On this day in 1834: The Abolition of Slavery Act comes into effect

Three days before his death on 26 July 1833, William Wilberforce learned that the abolition of slavery, a cause for which he had spent decades campaigning, was to become law. It  received Royal Assent one month later. The Slavery Abolition Act finally took effect on 1 August 1834, 188 years ago today.

It expanded upon the Slave Trade Act of 1807, which had banned the sale and purchase of slaves across the British Empire, and the new law would gradually free over 800,000 slaves across most colonies in Africa and the Caribbean.

The campaign to end slavery began in earnest in the 1780s with the formation of the Society for Effecting the Abolition of the Slave Trade, comprised mostly of Quakers and evangelical Anglicans, including Thomas Clarkson, Granville Sharp, and later William Wilberforce.

The three, and many others, worked tirelessly across different walks of life in order to achieve their goal. Clarkson was a gifted essayist, arguing that it is unlawful to enslave a person against their will; Sharp used existing law to prove that slavery was not legal in England, and that once a slave sets foot on English soil he is free; and Wilberforce was the MP who tabled anti-slavery Bills almost every year.

It required a complete change in public perceptions but within 20 years the slave trade was abolished in the British Empire, though it would be another 26 years before slavery itself was outlawed.

There are many whose important work in banning slavery is less well known than that of Wilberforce, Sharp and Clarkson.
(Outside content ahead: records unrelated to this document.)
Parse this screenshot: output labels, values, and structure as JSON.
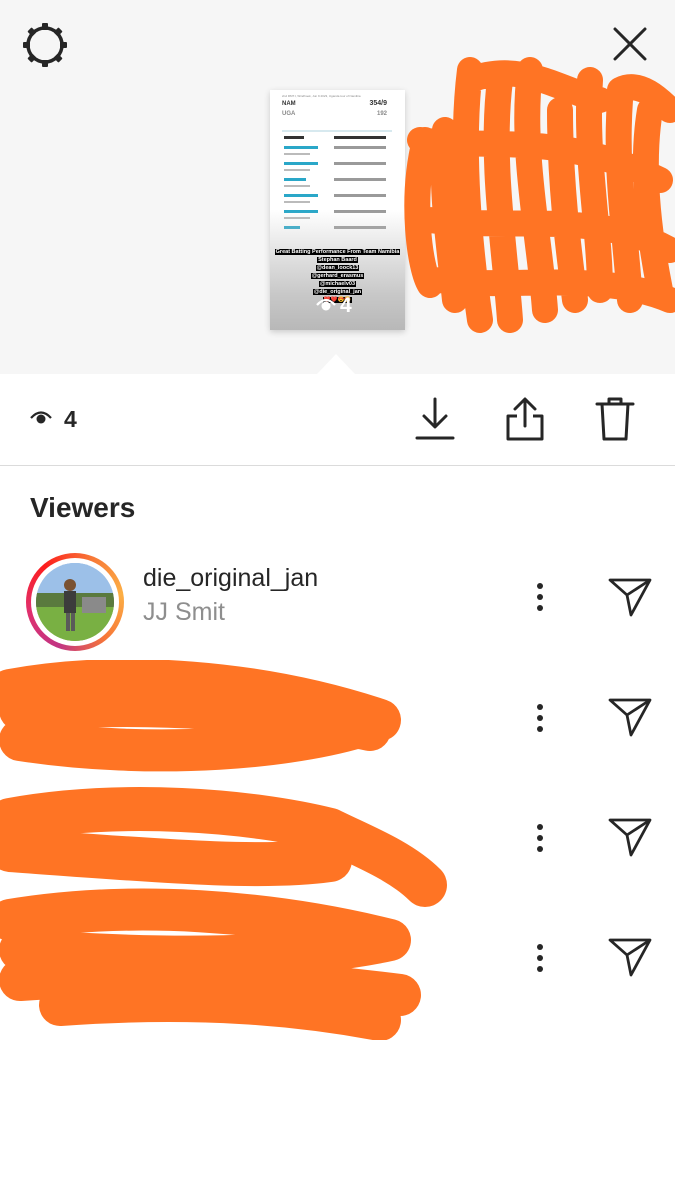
{
  "top": {
    "settings_icon": "gear-icon",
    "close_icon": "close-icon"
  },
  "story_thumbnail": {
    "team1": "NAM",
    "team1_score": "354/9",
    "team2": "UGA",
    "team2_score": "192",
    "caption_lines": [
      "Great Batting Performance From Team Namibia",
      "Stephan Baard",
      "@dean_loock13",
      "@gerhard_erasmus",
      "@michaelv03",
      "@die_original_jan",
      "❤️❤️😍😍"
    ],
    "view_count": "4"
  },
  "toolbar": {
    "views_icon": "eye-icon",
    "view_count": "4",
    "download_icon": "download-icon",
    "share_icon": "share-icon",
    "delete_icon": "trash-icon"
  },
  "viewers": {
    "title": "Viewers",
    "items": [
      {
        "username": "die_original_jan",
        "full_name": "JJ Smit",
        "redacted": false
      },
      {
        "username": "",
        "full_name": "",
        "redacted": true
      },
      {
        "username": "",
        "full_name": "",
        "redacted": true
      },
      {
        "username": "",
        "full_name": "",
        "redacted": true
      }
    ]
  },
  "colors": {
    "redaction": "#ff7424",
    "text_primary": "#262626",
    "text_secondary": "#8e8e8e",
    "divider": "#dbdbdb"
  }
}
But it is inarguable that it was evangelical Christians spearheading the campaign that still benefits millions of people across the world today.